Peter in Dundee said...

In the Northern Hemisphere apparent sea level rise is magnified because, and this is impossibly cool, the continents are slowly 'rebounding' from being compressed by the ice-caps that sat on top of them during the last glacial maxima.

Um you were doing so well until you ruined it at that point. The rebounding after the last ice age is only being magnified locally where the land is um, not rebounding, but sinking. Like the SE of the UK. Parts of Denmark are rebounding at a rate that will outstrip sea level rises. For a while at least.

Lyndon said...

You'd think we'd be sinking, what with all that punching above our weight.

Someone was telling me there are these ridiculous tides somewhere in scandinavia where the shape of the coastline meets the tidal flow or whatever it is.

Oh look - turns out the biggest tide are in Canada's Bay of Fundy. Combines several of your interests there.

david w said...

Um you were doing so well until you ruined it at that point.

Oh, right, I got the directions of the change mixed up in my head somehow. I shall limit my comments to the squishy science in the future, leaving the physical science to them that know.

Stephen said...

Heh. You may or may not be interested to know, Paul, that Owen's qualification is also in Architecture of some kind or other. But he's been 'doing science' for ages aye!

Peter in Dundee said...

Sorry David W but I'm a squishy bits scientist too. The moniker is a reference to my main interest, the development of in fact. I just have wide interests. I subscribe to New Scientist and have read every issue from cover to cover since 1987, the year we got access to the department common room as honours students. I got so hooked that when i eventually left (did my PhD there too) I had to buy my own fix.

david w said...

Then I am out of excuses, please accept my apology for letting the team down

Paul said...

I am a bit lost: "The rebounding after the last ice age is only being magnified locally where the land is um, not rebounding, but sinking." How does this happen?

Stephen said...

I 'spose you could do worse than to just go and ask that guy.

Paul said...

Nice link, thank you. It goes straight into Blog-u-like. The McEwen piece is good reading.

Paul said...

Sorry, McEwan.

Peter in Dundee said...

How does it happen? well my understanding is that it's all to do with the fact that the ice cap was not uniform in its distribution. The SE of GB is sinking because the ice was thickest up here in Scotland and further north in Scandinavia (all those lovely steep sided Glens and Fjords). Take away the ice and the north rises up faster and the land that had no ice tips. You have to remember that the continents are floating on a sea of molten/squishy rocks.

Paul said...

I see. So, finally, Scotland has its revenge.

Peter in Dundee said...

Only if we can either get Independence or full fiscal autonomy before they need our taxes to upgrade the Thames barrier.

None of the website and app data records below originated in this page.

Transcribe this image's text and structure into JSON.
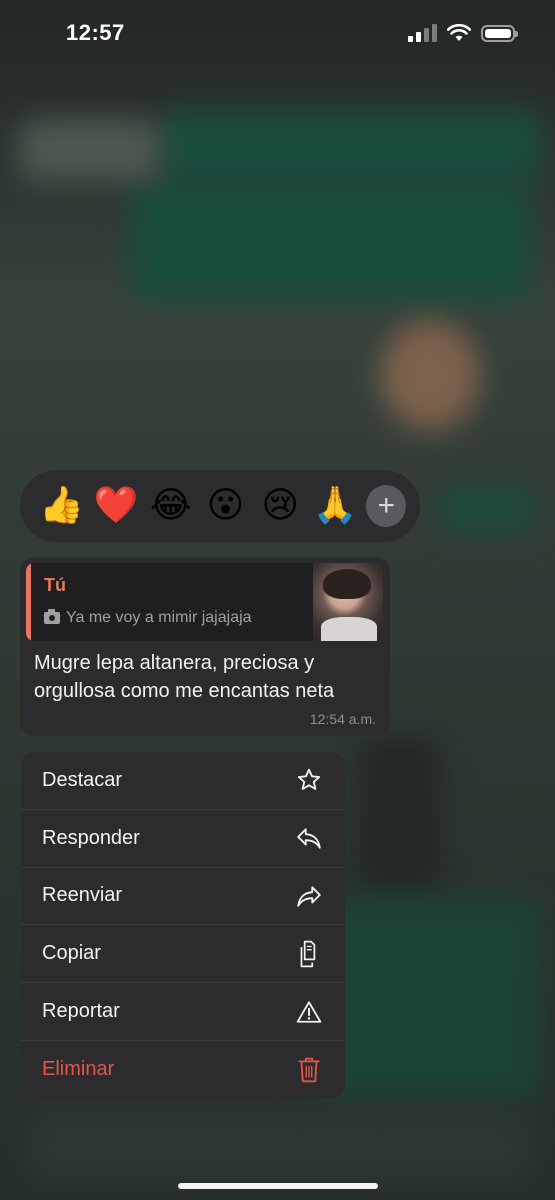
{
  "status_bar": {
    "time": "12:57"
  },
  "reactions": {
    "emojis": [
      "👍",
      "❤️",
      "😂",
      "😮",
      "😢",
      "🙏"
    ],
    "more_label": "+"
  },
  "message": {
    "quoted_author": "Tú",
    "quoted_caption": "Ya me voy a mimir jajajaja",
    "text": "Mugre lepa altanera, preciosa y orgullosa como me encantas neta",
    "time": "12:54 a.m."
  },
  "menu": {
    "items": [
      {
        "label": "Destacar",
        "icon": "star-icon"
      },
      {
        "label": "Responder",
        "icon": "reply-icon"
      },
      {
        "label": "Reenviar",
        "icon": "forward-icon"
      },
      {
        "label": "Copiar",
        "icon": "copy-icon"
      },
      {
        "label": "Reportar",
        "icon": "warning-icon"
      },
      {
        "label": "Eliminar",
        "icon": "trash-icon",
        "color": "#e5534b"
      }
    ]
  },
  "colors": {
    "accent_quote": "#e9765d",
    "danger": "#e5534b",
    "panel": "#2c2c2e"
  }
}
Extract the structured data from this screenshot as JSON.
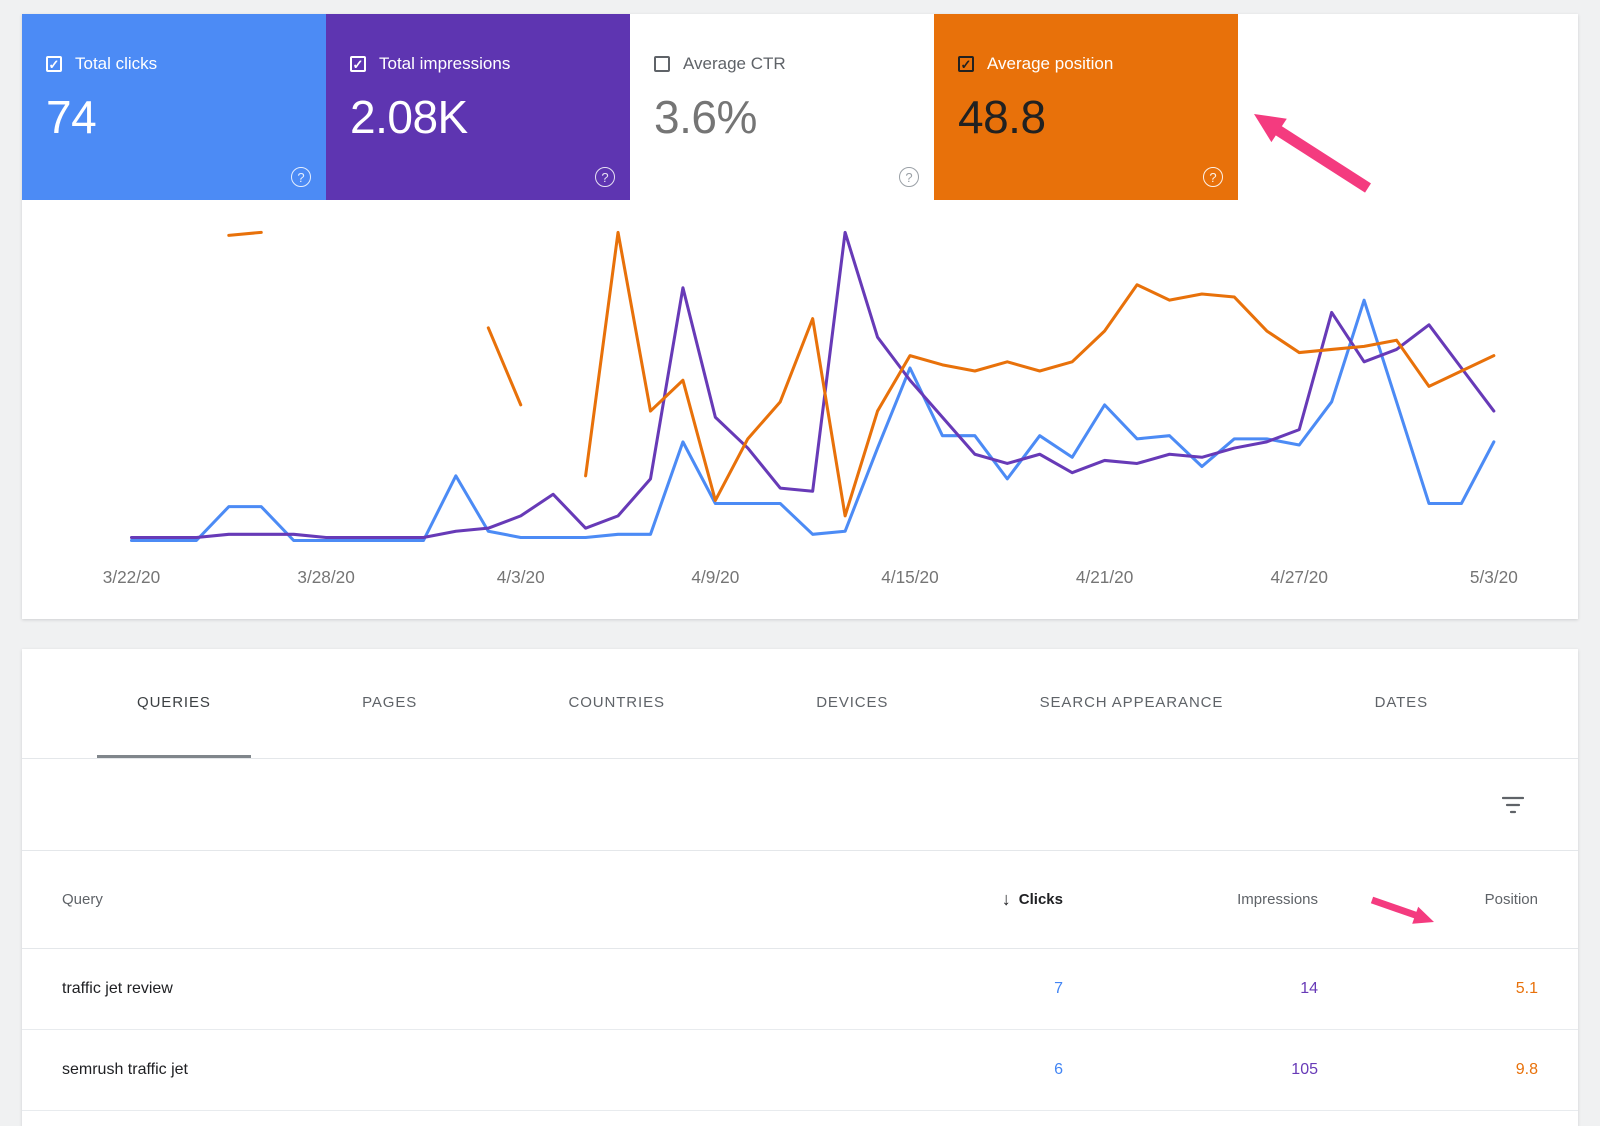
{
  "cards": [
    {
      "label": "Total clicks",
      "value": "74",
      "checked": true,
      "check_glyph": "✓",
      "bg": "#4c8bf5",
      "fg": "#ffffff",
      "value_color": "#ffffff",
      "checkbox_color": "#ffffff",
      "help_color": "rgba(255,255,255,0.85)"
    },
    {
      "label": "Total impressions",
      "value": "2.08K",
      "checked": true,
      "check_glyph": "✓",
      "bg": "#5e35b1",
      "fg": "#ffffff",
      "value_color": "#ffffff",
      "checkbox_color": "#ffffff",
      "help_color": "rgba(255,255,255,0.85)"
    },
    {
      "label": "Average CTR",
      "value": "3.6%",
      "checked": false,
      "check_glyph": "",
      "bg": "#ffffff",
      "fg": "#5f6368",
      "value_color": "#757575",
      "checkbox_color": "#5f6368",
      "help_color": "#9aa0a6"
    },
    {
      "label": "Average position",
      "value": "48.8",
      "checked": true,
      "check_glyph": "✓",
      "bg": "#e8710a",
      "fg": "#ffffff",
      "value_color": "#212121",
      "checkbox_color": "#212121",
      "help_color": "rgba(255,255,255,0.9)"
    }
  ],
  "icons": {
    "help": "?",
    "sort_desc": "↓",
    "checkbox_check": "✓"
  },
  "chart_data": {
    "type": "line",
    "title": "Search performance over time",
    "x": [
      "3/22/20",
      "3/23/20",
      "3/24/20",
      "3/25/20",
      "3/26/20",
      "3/27/20",
      "3/28/20",
      "3/29/20",
      "3/30/20",
      "3/31/20",
      "4/1/20",
      "4/2/20",
      "4/3/20",
      "4/4/20",
      "4/5/20",
      "4/6/20",
      "4/7/20",
      "4/8/20",
      "4/9/20",
      "4/10/20",
      "4/11/20",
      "4/12/20",
      "4/13/20",
      "4/14/20",
      "4/15/20",
      "4/16/20",
      "4/17/20",
      "4/18/20",
      "4/19/20",
      "4/20/20",
      "4/21/20",
      "4/22/20",
      "4/23/20",
      "4/24/20",
      "4/25/20",
      "4/26/20",
      "4/27/20",
      "4/28/20",
      "4/29/20",
      "4/30/20",
      "5/1/20",
      "5/2/20",
      "5/3/20"
    ],
    "x_tick_labels": [
      "3/22/20",
      "3/28/20",
      "4/3/20",
      "4/9/20",
      "4/15/20",
      "4/21/20",
      "4/27/20",
      "5/3/20"
    ],
    "x_tick_indices": [
      0,
      6,
      12,
      18,
      24,
      30,
      36,
      42
    ],
    "y_axis_labels_visible": false,
    "ylim": [
      0,
      100
    ],
    "grid": false,
    "legend": "none (color-coded to metric cards)",
    "series": [
      {
        "name": "Clicks",
        "color": "#4c8bf5",
        "values": [
          0,
          0,
          0,
          11,
          11,
          0,
          0,
          0,
          0,
          0,
          21,
          3,
          1,
          1,
          1,
          2,
          2,
          32,
          12,
          12,
          12,
          2,
          3,
          30,
          56,
          34,
          34,
          20,
          34,
          27,
          44,
          33,
          34,
          24,
          33,
          33,
          31,
          45,
          78,
          45,
          12,
          12,
          32
        ]
      },
      {
        "name": "Impressions",
        "color": "#673ab7",
        "values": [
          1,
          1,
          1,
          2,
          2,
          2,
          1,
          1,
          1,
          1,
          3,
          4,
          8,
          15,
          4,
          8,
          20,
          82,
          40,
          30,
          17,
          16,
          100,
          66,
          52,
          40,
          28,
          25,
          28,
          22,
          26,
          25,
          28,
          27,
          30,
          32,
          36,
          74,
          58,
          62,
          70,
          56,
          42
        ]
      },
      {
        "name": "Position",
        "color": "#e8710a",
        "values": [
          null,
          null,
          null,
          99,
          100,
          null,
          null,
          null,
          null,
          null,
          null,
          69,
          44,
          null,
          21,
          100,
          42,
          52,
          13,
          33,
          45,
          72,
          8,
          42,
          60,
          57,
          55,
          58,
          55,
          58,
          68,
          83,
          78,
          80,
          79,
          68,
          61,
          62,
          63,
          65,
          50,
          55,
          60
        ]
      }
    ]
  },
  "tabs": {
    "items": [
      {
        "label": "QUERIES",
        "active": true
      },
      {
        "label": "PAGES",
        "active": false
      },
      {
        "label": "COUNTRIES",
        "active": false
      },
      {
        "label": "DEVICES",
        "active": false
      },
      {
        "label": "SEARCH APPEARANCE",
        "active": false
      },
      {
        "label": "DATES",
        "active": false
      }
    ]
  },
  "table": {
    "columns": {
      "query": "Query",
      "clicks": "Clicks",
      "impressions": "Impressions",
      "position": "Position"
    },
    "sort": {
      "column": "Clicks",
      "direction": "desc",
      "glyph": "↓"
    },
    "value_colors": {
      "clicks": "#4285f4",
      "impressions": "#673ab7",
      "position": "#e8710a"
    },
    "rows": [
      {
        "query": "traffic jet review",
        "clicks": "7",
        "impressions": "14",
        "position": "5.1"
      },
      {
        "query": "semrush traffic jet",
        "clicks": "6",
        "impressions": "105",
        "position": "9.8"
      }
    ]
  },
  "annotations": {
    "arrow_color": "#f43b7f"
  }
}
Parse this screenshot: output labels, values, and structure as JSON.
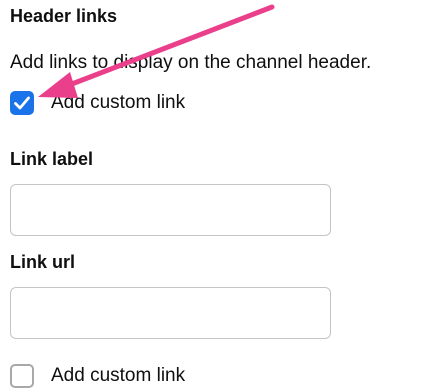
{
  "header_links": {
    "title": "Header links",
    "description": "Add links to display on the channel header.",
    "custom_link_1": {
      "label": "Add custom link",
      "checked": true
    },
    "link_label": {
      "label": "Link label",
      "value": ""
    },
    "link_url": {
      "label": "Link url",
      "value": ""
    },
    "custom_link_2": {
      "label": "Add custom link",
      "checked": false
    }
  },
  "colors": {
    "checkbox_checked": "#1a73e8",
    "annotation_arrow": "#ea3f8a"
  },
  "icons": {
    "checkmark": "check-icon",
    "annotation": "arrow-icon"
  }
}
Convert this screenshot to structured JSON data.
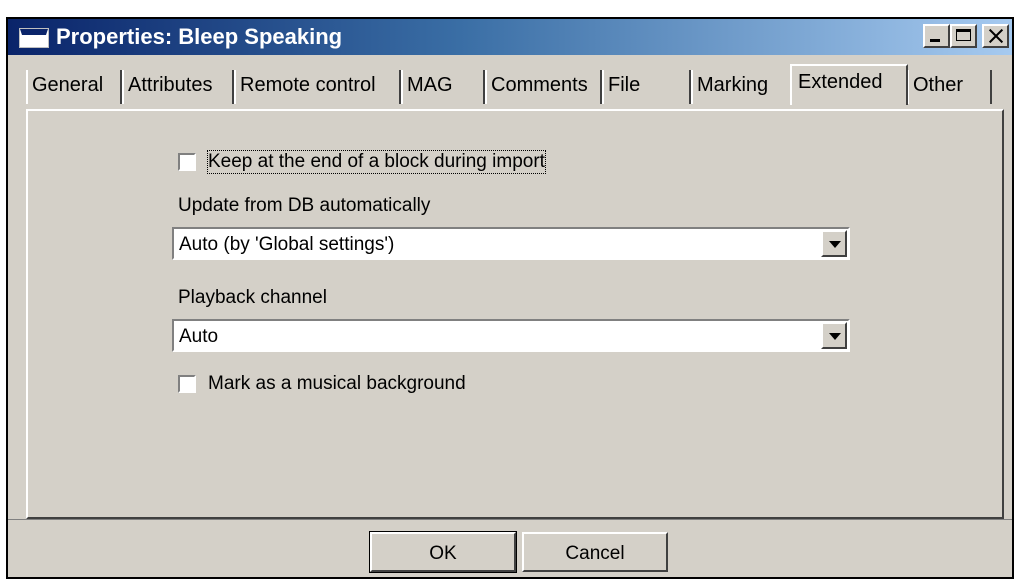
{
  "window": {
    "title": "Properties: Bleep Speaking"
  },
  "tabs": [
    {
      "label": "General"
    },
    {
      "label": "Attributes"
    },
    {
      "label": "Remote control"
    },
    {
      "label": "MAG"
    },
    {
      "label": "Comments"
    },
    {
      "label": "File"
    },
    {
      "label": "Marking"
    },
    {
      "label": "Extended",
      "active": true
    },
    {
      "label": "Other"
    }
  ],
  "extended": {
    "keep_at_end": {
      "label": "Keep at the end of a block during import",
      "checked": false
    },
    "update_from_db": {
      "label": "Update from DB automatically",
      "value": "Auto (by 'Global settings')"
    },
    "playback_channel": {
      "label": "Playback channel",
      "value": "Auto"
    },
    "musical_background": {
      "label": "Mark as a musical background",
      "checked": false
    }
  },
  "buttons": {
    "ok": "OK",
    "cancel": "Cancel"
  },
  "colors": {
    "title_start": "#0a246a",
    "title_end": "#a6caf0",
    "face": "#d4d0c8"
  }
}
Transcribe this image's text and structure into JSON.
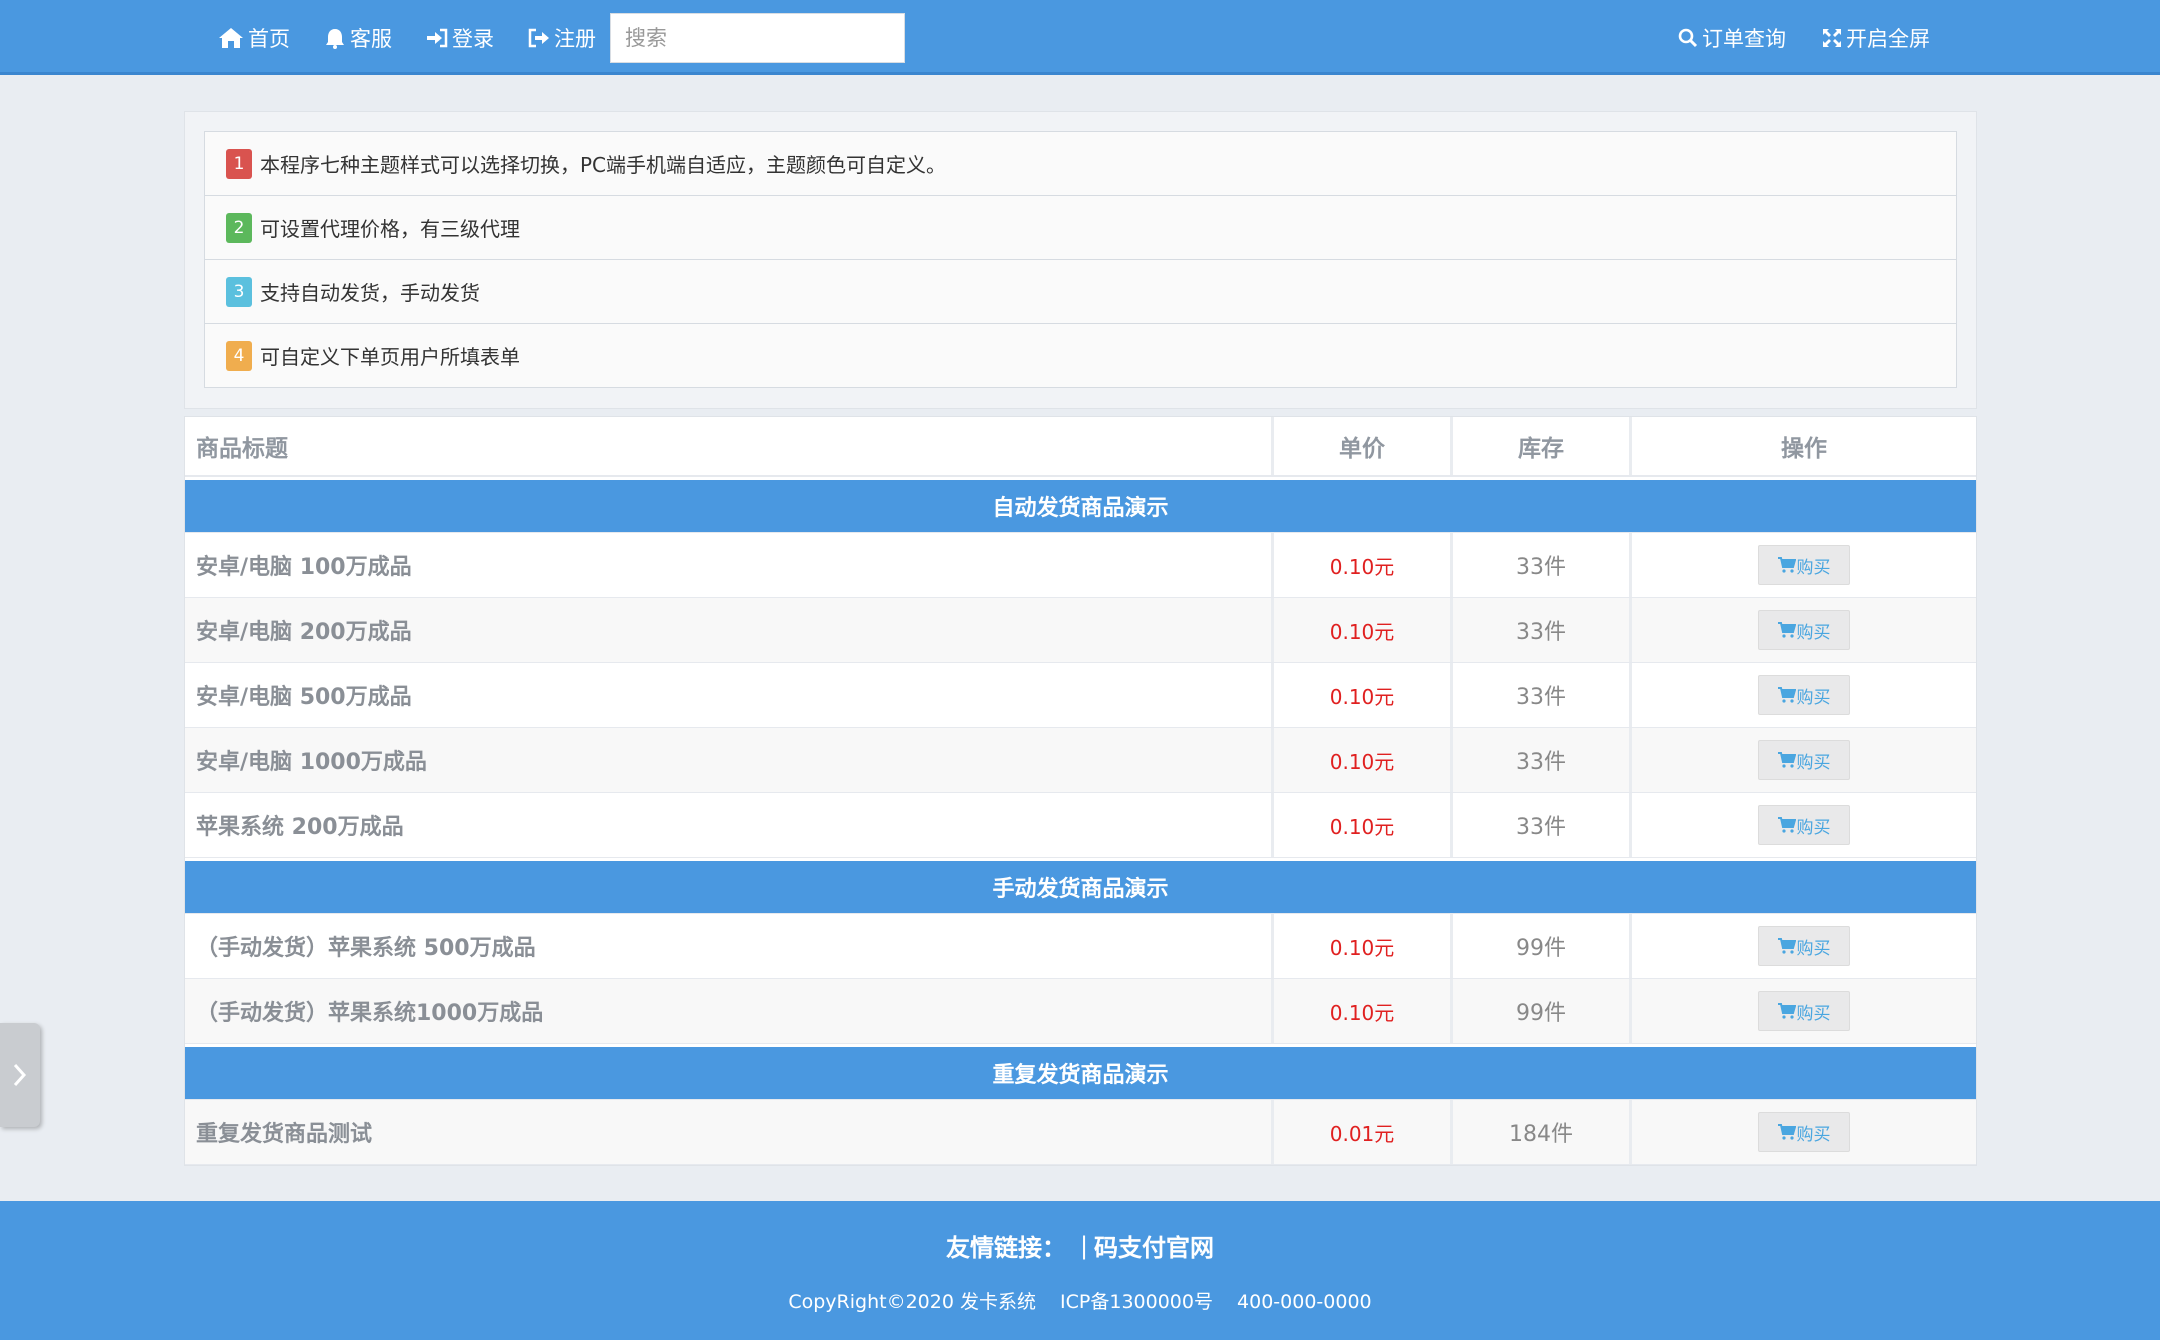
{
  "nav": {
    "home": "首页",
    "service": "客服",
    "login": "登录",
    "register": "注册",
    "search_placeholder": "搜索",
    "order_query": "订单查询",
    "fullscreen": "开启全屏",
    "icons": [
      "home-icon",
      "bell-icon",
      "sign-in-icon",
      "sign-out-icon",
      "search-icon",
      "expand-icon"
    ]
  },
  "notices": [
    {
      "num": "1",
      "color": "#d9534f",
      "text": "本程序七种主题样式可以选择切换，PC端手机端自适应，主题颜色可自定义。"
    },
    {
      "num": "2",
      "color": "#5cb85c",
      "text": "可设置代理价格，有三级代理"
    },
    {
      "num": "3",
      "color": "#5bc0de",
      "text": "支持自动发货，手动发货"
    },
    {
      "num": "4",
      "color": "#f0ad4e",
      "text": "可自定义下单页用户所填表单"
    }
  ],
  "table": {
    "headers": {
      "title": "商品标题",
      "price": "单价",
      "stock": "库存",
      "op": "操作"
    },
    "buy_label": "购买",
    "groups": [
      {
        "name": "自动发货商品演示",
        "items": [
          {
            "title": "安卓/电脑 100万成品",
            "price": "0.10元",
            "stock": "33件"
          },
          {
            "title": "安卓/电脑 200万成品",
            "price": "0.10元",
            "stock": "33件"
          },
          {
            "title": "安卓/电脑 500万成品",
            "price": "0.10元",
            "stock": "33件"
          },
          {
            "title": "安卓/电脑 1000万成品",
            "price": "0.10元",
            "stock": "33件"
          },
          {
            "title": "苹果系统 200万成品",
            "price": "0.10元",
            "stock": "33件"
          }
        ]
      },
      {
        "name": "手动发货商品演示",
        "items": [
          {
            "title": "（手动发货）苹果系统 500万成品",
            "price": "0.10元",
            "stock": "99件"
          },
          {
            "title": "（手动发货）苹果系统1000万成品",
            "price": "0.10元",
            "stock": "99件"
          }
        ]
      },
      {
        "name": "重复发货商品演示",
        "items": [
          {
            "title": "重复发货商品测试",
            "price": "0.01元",
            "stock": "184件"
          }
        ]
      }
    ]
  },
  "footer": {
    "links_label": "友情链接：",
    "separator": "|",
    "link": "码支付官网",
    "copyright": "CopyRight©2020 发卡系统",
    "icp": "ICP备1300000号",
    "phone": "400-000-0000"
  },
  "colors": {
    "accent": "#4a98e0",
    "price": "#e02020"
  }
}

Just don't by any property close to the coast in the SE of England, including East Anglia. The policy is now is to let Nature take its course. Cue pictures of houses falling into the sea from crumbling cliff tops.

Uroskin said...

Mr McShane's latest publishing flatulence caught my eye too: http://uroskin.blogspot.com/2008/11/flat-earthers-on-recruitment-drive.html